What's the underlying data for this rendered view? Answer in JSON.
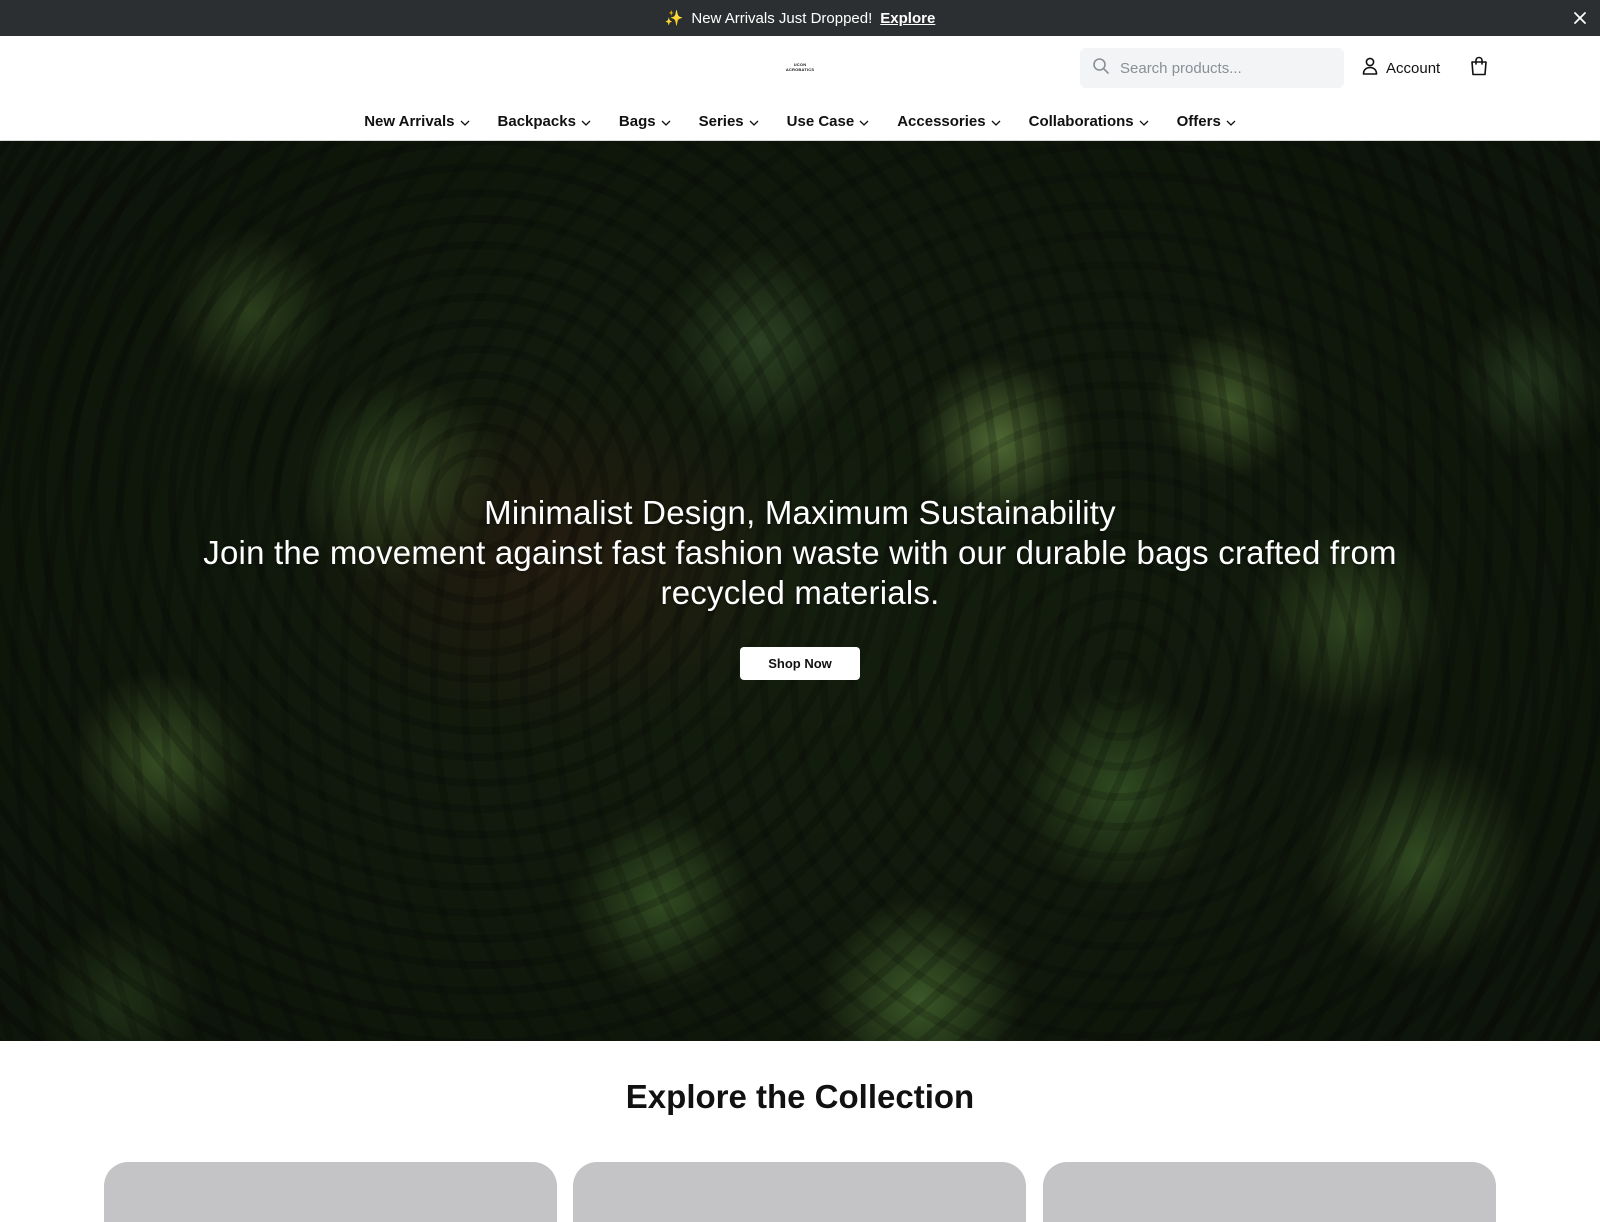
{
  "announcement": {
    "sparkle_icon": "✨",
    "message": "New Arrivals Just Dropped!",
    "link_label": "Explore"
  },
  "header": {
    "logo_line1": "UCON",
    "logo_line2": "ACROBATICS",
    "search_placeholder": "Search products...",
    "account_label": "Account"
  },
  "nav": {
    "items": [
      {
        "label": "New Arrivals"
      },
      {
        "label": "Backpacks"
      },
      {
        "label": "Bags"
      },
      {
        "label": "Series"
      },
      {
        "label": "Use Case"
      },
      {
        "label": "Accessories"
      },
      {
        "label": "Collaborations"
      },
      {
        "label": "Offers"
      }
    ]
  },
  "hero": {
    "headline": "Minimalist Design, Maximum Sustainability",
    "subtext": "Join the movement against fast fashion waste with our durable bags crafted from recycled materials.",
    "cta_label": "Shop Now"
  },
  "collection": {
    "title": "Explore the Collection"
  },
  "colors": {
    "announcement_bg": "#2b2f31",
    "card_placeholder": "#c4c4c6",
    "search_bg": "#f3f4f6"
  }
}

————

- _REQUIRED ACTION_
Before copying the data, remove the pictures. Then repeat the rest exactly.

- _EXERCISE OUTPUT_
What's the underlying data for this rendered view? Answer in JSON.
{
  "announcement": {
    "sparkle_icon": "✨",
    "message": "New Arrivals Just Dropped!",
    "link_label": "Explore"
  },
  "header": {
    "logo_line1": "UCON",
    "logo_line2": "ACROBATICS",
    "search_placeholder": "Search products...",
    "account_label": "Account"
  },
  "nav": {
    "items": [
      {
        "label": "New Arrivals"
      },
      {
        "label": "Backpacks"
      },
      {
        "label": "Bags"
      },
      {
        "label": "Series"
      },
      {
        "label": "Use Case"
      },
      {
        "label": "Accessories"
      },
      {
        "label": "Collaborations"
      },
      {
        "label": "Offers"
      }
    ]
  },
  "hero": {
    "headline": "Minimalist Design, Maximum Sustainability",
    "subtext": "Join the movement against fast fashion waste with our durable bags crafted from recycled materials.",
    "cta_label": "Shop Now"
  },
  "collection": {
    "title": "Explore the Collection"
  },
  "colors": {
    "announcement_bg": "#2b2f31",
    "card_placeholder": "#c4c4c6",
    "search_bg": "#f3f4f6"
  }
}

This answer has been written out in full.